RECORDS FOR PROCESSING Block Start

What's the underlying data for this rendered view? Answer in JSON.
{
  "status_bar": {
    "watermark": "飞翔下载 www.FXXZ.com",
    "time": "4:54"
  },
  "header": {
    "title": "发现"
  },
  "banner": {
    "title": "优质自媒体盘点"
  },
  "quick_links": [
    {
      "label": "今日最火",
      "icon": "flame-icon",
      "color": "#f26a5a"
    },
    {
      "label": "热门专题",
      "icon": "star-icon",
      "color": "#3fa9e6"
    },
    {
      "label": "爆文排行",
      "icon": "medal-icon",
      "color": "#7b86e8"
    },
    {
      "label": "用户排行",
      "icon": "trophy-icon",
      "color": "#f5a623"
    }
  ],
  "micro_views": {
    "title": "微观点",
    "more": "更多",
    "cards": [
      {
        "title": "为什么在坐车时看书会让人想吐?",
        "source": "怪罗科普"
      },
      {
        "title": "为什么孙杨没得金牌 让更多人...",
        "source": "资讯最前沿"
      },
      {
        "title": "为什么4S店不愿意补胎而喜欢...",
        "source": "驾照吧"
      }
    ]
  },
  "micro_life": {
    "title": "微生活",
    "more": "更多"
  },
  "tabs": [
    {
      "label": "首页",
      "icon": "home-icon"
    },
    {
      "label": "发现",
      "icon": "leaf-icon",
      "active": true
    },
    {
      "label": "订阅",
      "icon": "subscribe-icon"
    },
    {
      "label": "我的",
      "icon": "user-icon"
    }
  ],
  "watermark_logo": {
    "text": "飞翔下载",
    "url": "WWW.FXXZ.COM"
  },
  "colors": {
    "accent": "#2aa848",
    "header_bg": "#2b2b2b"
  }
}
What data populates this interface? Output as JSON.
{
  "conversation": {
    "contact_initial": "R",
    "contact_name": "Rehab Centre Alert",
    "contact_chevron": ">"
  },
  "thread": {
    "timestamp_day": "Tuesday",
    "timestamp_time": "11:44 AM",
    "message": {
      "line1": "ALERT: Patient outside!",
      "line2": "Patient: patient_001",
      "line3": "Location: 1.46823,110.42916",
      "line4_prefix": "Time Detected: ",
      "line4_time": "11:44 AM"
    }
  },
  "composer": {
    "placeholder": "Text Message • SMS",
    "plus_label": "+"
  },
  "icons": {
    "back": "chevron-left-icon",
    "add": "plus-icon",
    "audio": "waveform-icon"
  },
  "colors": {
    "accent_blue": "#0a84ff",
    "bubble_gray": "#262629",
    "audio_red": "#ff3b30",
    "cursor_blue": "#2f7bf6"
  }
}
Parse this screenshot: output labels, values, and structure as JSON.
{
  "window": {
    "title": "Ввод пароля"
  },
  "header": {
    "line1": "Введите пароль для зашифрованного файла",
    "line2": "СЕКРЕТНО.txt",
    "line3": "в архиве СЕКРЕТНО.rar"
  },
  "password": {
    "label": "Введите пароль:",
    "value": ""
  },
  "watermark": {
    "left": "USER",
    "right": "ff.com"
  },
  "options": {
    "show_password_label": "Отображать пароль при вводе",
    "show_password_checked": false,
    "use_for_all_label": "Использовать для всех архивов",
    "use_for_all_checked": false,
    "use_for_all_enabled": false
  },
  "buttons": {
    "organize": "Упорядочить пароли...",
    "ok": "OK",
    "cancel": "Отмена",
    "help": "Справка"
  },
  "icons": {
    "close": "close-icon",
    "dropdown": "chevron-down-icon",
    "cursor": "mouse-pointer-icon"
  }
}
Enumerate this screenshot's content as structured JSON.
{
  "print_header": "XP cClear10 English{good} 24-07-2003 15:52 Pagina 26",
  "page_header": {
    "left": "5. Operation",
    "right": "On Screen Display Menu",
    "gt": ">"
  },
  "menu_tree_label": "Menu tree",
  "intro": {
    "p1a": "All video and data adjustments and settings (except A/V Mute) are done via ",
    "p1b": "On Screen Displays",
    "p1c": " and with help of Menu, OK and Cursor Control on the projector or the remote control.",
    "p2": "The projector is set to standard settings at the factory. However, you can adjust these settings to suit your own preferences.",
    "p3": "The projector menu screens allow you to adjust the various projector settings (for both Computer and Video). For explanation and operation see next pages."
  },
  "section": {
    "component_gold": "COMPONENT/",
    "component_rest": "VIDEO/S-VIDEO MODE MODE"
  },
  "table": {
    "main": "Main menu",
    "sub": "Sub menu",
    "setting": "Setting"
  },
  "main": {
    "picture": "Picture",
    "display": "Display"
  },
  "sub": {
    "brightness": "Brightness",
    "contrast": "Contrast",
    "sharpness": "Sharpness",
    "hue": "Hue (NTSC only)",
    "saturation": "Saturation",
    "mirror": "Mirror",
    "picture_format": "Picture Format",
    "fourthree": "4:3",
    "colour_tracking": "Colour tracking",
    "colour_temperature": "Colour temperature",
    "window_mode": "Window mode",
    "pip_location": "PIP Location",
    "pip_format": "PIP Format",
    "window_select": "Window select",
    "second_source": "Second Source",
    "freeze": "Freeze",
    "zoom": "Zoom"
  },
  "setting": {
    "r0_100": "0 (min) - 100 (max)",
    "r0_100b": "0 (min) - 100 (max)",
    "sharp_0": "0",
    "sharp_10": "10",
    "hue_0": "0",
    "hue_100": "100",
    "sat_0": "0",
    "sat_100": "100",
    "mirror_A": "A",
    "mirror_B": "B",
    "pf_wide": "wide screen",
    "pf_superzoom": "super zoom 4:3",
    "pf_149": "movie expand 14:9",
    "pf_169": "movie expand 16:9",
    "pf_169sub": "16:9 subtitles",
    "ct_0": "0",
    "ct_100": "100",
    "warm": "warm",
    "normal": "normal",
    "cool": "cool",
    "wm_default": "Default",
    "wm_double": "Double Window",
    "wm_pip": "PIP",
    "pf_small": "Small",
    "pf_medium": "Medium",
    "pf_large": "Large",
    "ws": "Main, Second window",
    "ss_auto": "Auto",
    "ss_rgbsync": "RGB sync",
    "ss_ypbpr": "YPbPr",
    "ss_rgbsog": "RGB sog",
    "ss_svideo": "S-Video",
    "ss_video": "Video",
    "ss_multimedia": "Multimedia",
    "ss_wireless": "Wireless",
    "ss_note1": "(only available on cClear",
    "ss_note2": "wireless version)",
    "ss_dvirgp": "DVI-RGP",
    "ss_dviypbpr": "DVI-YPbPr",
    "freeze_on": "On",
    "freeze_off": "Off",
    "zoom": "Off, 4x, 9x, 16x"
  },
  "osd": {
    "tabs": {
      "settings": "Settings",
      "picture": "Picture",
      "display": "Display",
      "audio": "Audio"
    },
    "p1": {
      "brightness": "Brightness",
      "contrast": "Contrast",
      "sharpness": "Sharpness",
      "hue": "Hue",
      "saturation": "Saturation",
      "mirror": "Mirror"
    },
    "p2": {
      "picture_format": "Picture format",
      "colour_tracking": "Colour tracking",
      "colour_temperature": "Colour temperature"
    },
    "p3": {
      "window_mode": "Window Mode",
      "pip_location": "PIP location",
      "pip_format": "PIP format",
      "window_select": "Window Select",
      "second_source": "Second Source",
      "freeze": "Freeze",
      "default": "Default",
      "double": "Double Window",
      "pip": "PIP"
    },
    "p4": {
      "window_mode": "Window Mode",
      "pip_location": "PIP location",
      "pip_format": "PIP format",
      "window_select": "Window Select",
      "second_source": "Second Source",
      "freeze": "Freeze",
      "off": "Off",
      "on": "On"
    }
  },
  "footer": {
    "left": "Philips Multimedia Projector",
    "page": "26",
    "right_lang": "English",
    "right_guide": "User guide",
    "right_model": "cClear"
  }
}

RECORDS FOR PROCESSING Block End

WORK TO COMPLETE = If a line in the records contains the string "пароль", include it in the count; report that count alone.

ANSWER BOX = 3